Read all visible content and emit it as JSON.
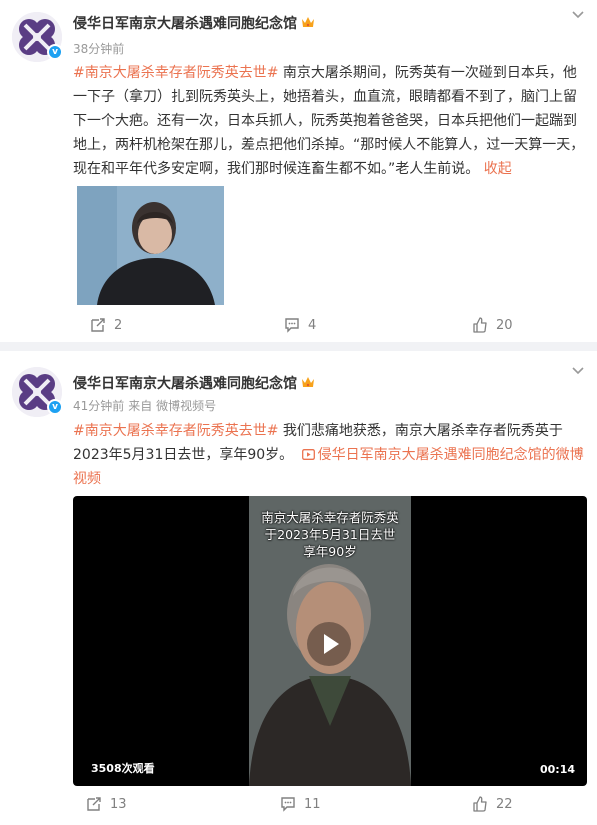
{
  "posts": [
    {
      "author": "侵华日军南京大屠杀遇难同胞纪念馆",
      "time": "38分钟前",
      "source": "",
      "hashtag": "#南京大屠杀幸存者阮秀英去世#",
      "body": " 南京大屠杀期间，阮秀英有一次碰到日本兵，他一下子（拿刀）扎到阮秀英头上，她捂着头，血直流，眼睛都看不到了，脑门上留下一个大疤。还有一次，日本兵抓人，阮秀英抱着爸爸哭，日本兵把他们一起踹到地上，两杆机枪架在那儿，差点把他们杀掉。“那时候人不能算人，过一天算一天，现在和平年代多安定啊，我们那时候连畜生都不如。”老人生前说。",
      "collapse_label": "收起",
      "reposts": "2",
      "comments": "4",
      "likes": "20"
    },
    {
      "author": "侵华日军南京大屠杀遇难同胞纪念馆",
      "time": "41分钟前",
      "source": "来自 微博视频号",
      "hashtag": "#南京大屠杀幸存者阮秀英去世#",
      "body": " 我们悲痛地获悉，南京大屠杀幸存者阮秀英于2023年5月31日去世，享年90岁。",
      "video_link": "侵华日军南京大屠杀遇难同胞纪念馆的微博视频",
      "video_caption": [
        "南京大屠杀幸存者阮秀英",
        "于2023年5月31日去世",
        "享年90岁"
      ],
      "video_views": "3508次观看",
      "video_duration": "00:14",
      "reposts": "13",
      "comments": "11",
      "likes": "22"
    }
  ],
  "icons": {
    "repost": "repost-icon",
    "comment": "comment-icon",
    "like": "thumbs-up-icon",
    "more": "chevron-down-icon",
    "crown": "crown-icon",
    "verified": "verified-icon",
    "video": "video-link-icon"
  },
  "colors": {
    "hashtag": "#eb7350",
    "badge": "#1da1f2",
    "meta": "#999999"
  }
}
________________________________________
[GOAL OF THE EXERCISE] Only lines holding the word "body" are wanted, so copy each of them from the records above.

[RESPONSE AREA]
      "body": " 南京大屠杀期间，阮秀英有一次碰到日本兵，他一下子（拿刀）扎到阮秀英头上，她捂着头，血直流，眼睛都看不到了，脑门上留下一个大疤。还有一次，日本兵抓人，阮秀英抱着爸爸哭，日本兵把他们一起踹到地上，两杆机枪架在那儿，差点把他们杀掉。“那时候人不能算人，过一天算一天，现在和平年代多安定啊，我们那时候连畜生都不如。”老人生前说。",
      "body": " 我们悲痛地获悉，南京大屠杀幸存者阮秀英于2023年5月31日去世，享年90岁。",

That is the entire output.